Abstract Progress in ultrafast science allows for probing quantum superposition states with ultrashort laser pulses in the new regime where several linear and nonlinear ionization pathways compete. Interferences of pathways can be observed in the photoelectron angular distribution and in the past they have been analyzed for atoms and molecules in a single quantum state via anisotropy and asymmetry parameters. Those conventional parameters, however, do not provide comprehensive tools for probing superposition states in the emerging research area of bright and ultrashort light sources, such as free-electron lasers and high-order harmonic generation. We propose a new set of generalized asymmetry parameters which are sensitive to interference effects in the photoionization and the interplay of competing pathways as the laser pulse duration is shortened and the laser intensity is increased. The relevance of the parameters is demonstrated using results of state-of-the-art numerical solutions of the time-dependent Schrödinger equation for ionization of helium atom and neon atom.

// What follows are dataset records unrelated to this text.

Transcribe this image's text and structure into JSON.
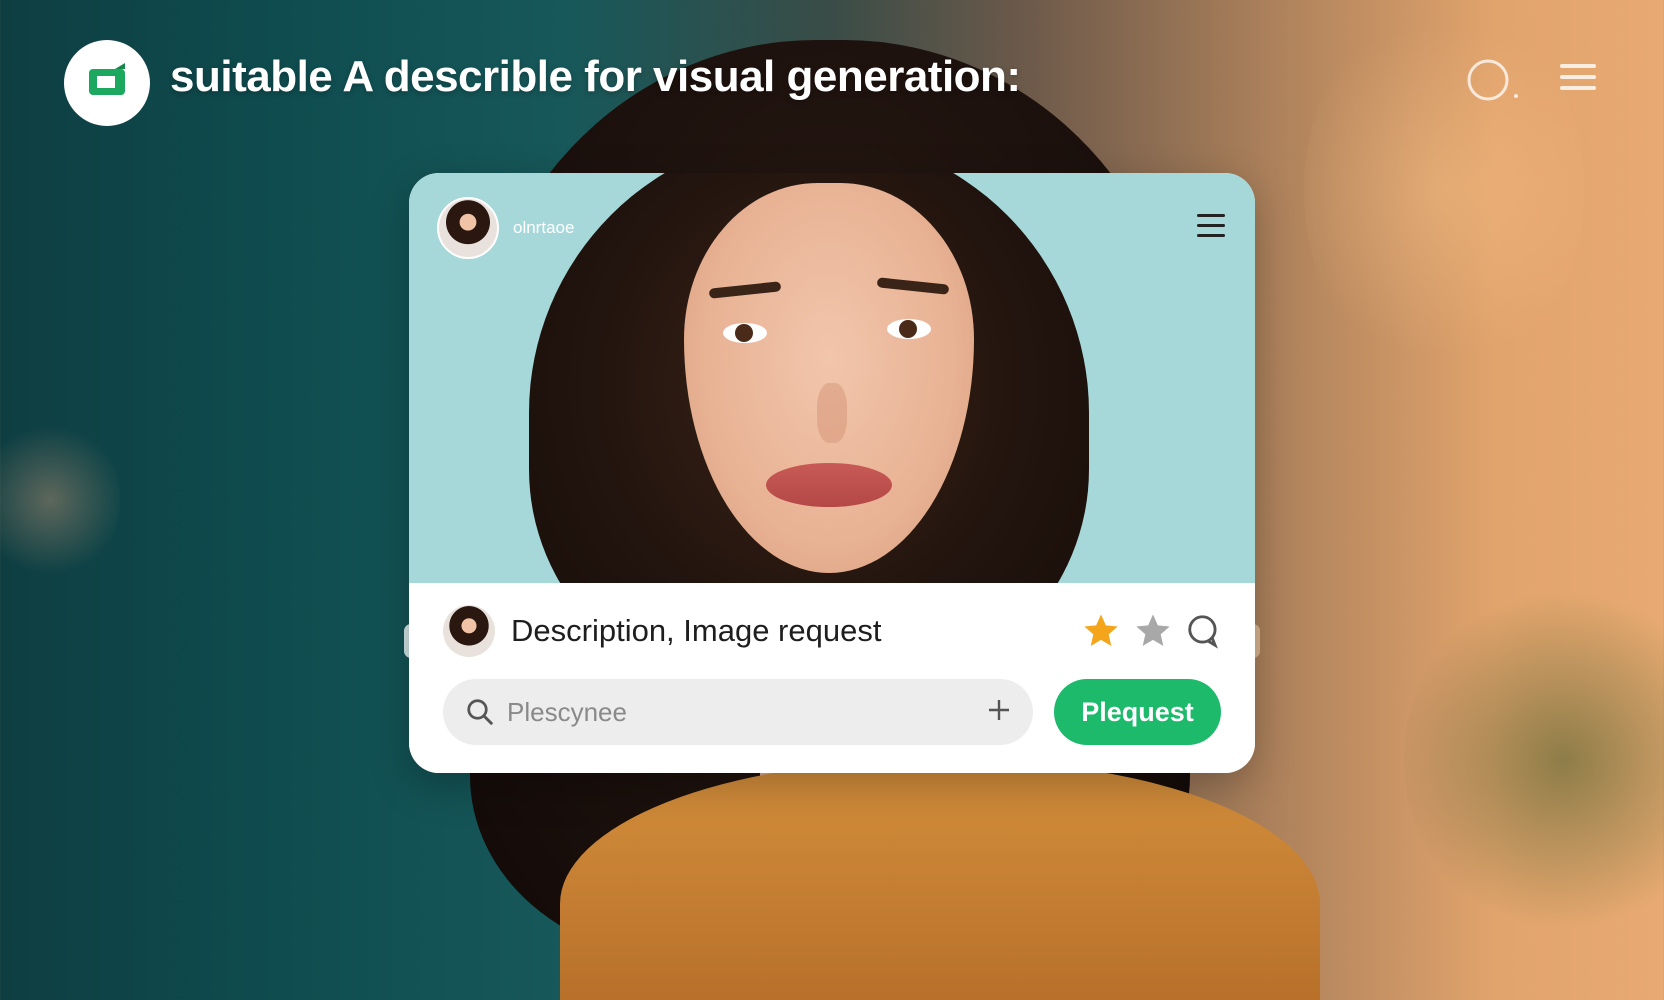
{
  "header": {
    "title": "suitable A describle for visual generation:",
    "logo_icon": "video-call-logo-icon",
    "right_icons": [
      "search-icon",
      "menu-icon"
    ]
  },
  "card": {
    "profile": {
      "name": "olnrtaoe"
    },
    "menu_icon": "menu-icon",
    "request": {
      "title": "Description, Image request",
      "icons": [
        "star-filled-icon",
        "star-empty-icon",
        "comment-icon"
      ]
    },
    "search": {
      "placeholder": "Plescynee",
      "value": ""
    },
    "button_label": "Plequest"
  },
  "colors": {
    "accent": "#1dba6b",
    "star": "#f4a51c",
    "card_photo_bg": "#a6d8da"
  }
}
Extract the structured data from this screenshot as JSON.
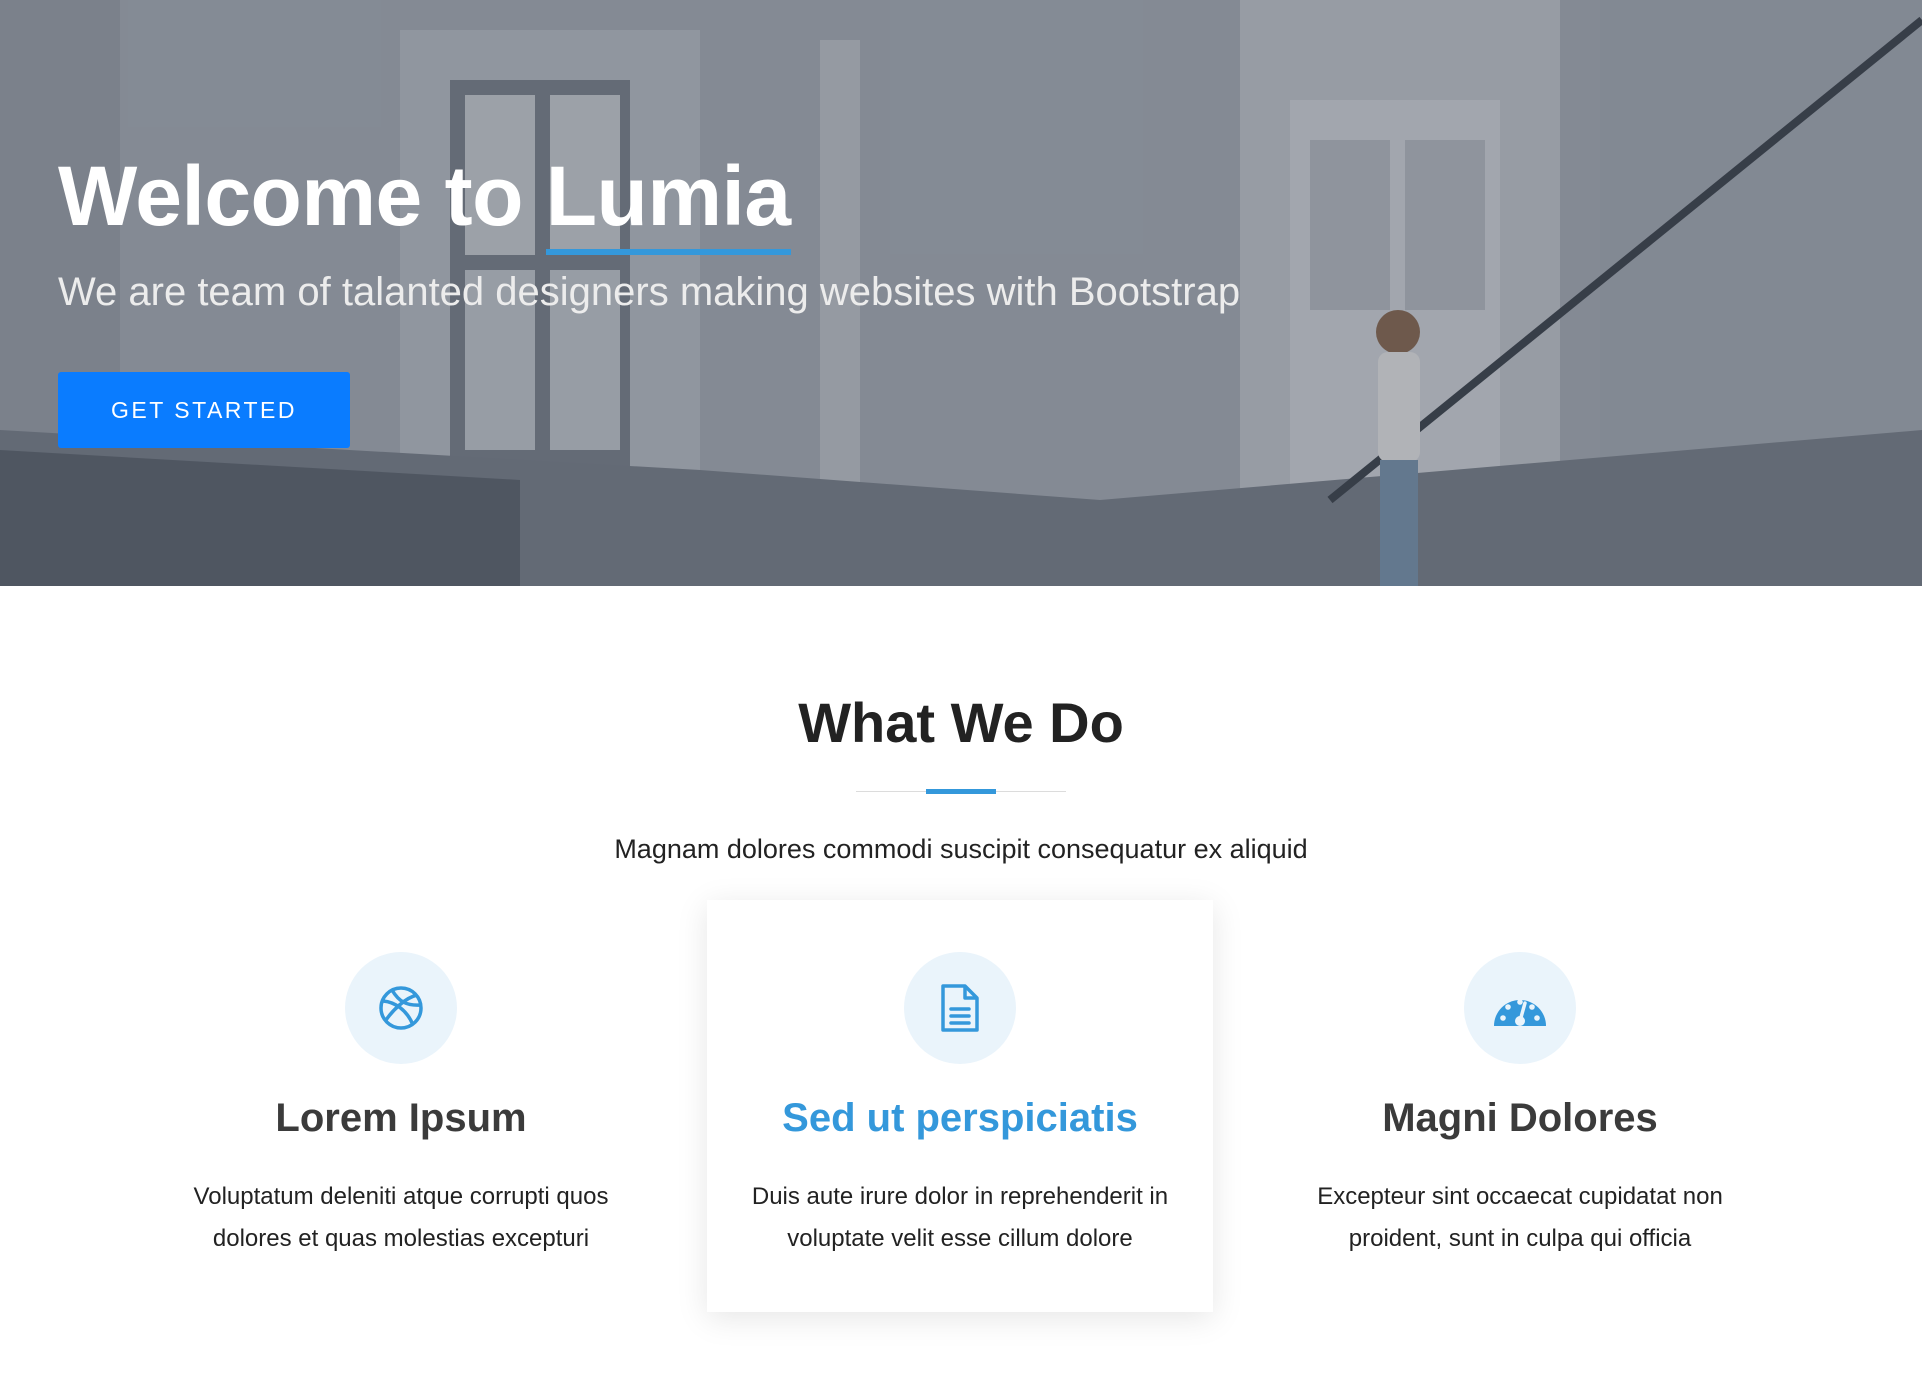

Ultrafast high-brightness X-ray pulses have proven invaluable for a broad range of research. Such pulses are typically generated via synchrotron emission from relativistic electron bunches using large-scale facilities. Recently, significantly more compact X-ray sources based on laser-wakefield accelerated (LWFA) electron beams have been demonstrated. In particular, laser-driven sources, where the radiation is generated by transverse oscillations of electrons within the plasma accelerator structure (so-called betatron oscillations) can generate highly-brilliant ultrashort X-ray pulses using a comparably simple setup. Here, we experimentally demonstrate a method to markedly enhance the parameters of LWFA-driven betatron X-ray emission in a proof-of-principle experiment. We show a significant increase in the number of generated photons by specifically manipulating the amplitude of the betatron oscillations by using our novel Transverse Oscillating Bubble Enhanced Betatron Radiation scheme. We realize this through an orchestrated evolution of the temporal laser pulse shape and the accelerating plasma structure. This leads to controlled off-axis injection of electrons that perform large-amplitude collective transverse betatron oscillations, resulting in increased radiation emission. Our concept holds the promise for a method to optimize the X-ray parameters for specific applications, such as time-resolved investigations with spatial and temporal atomic resolution or advanced high-resolution imaging modalities, and themore »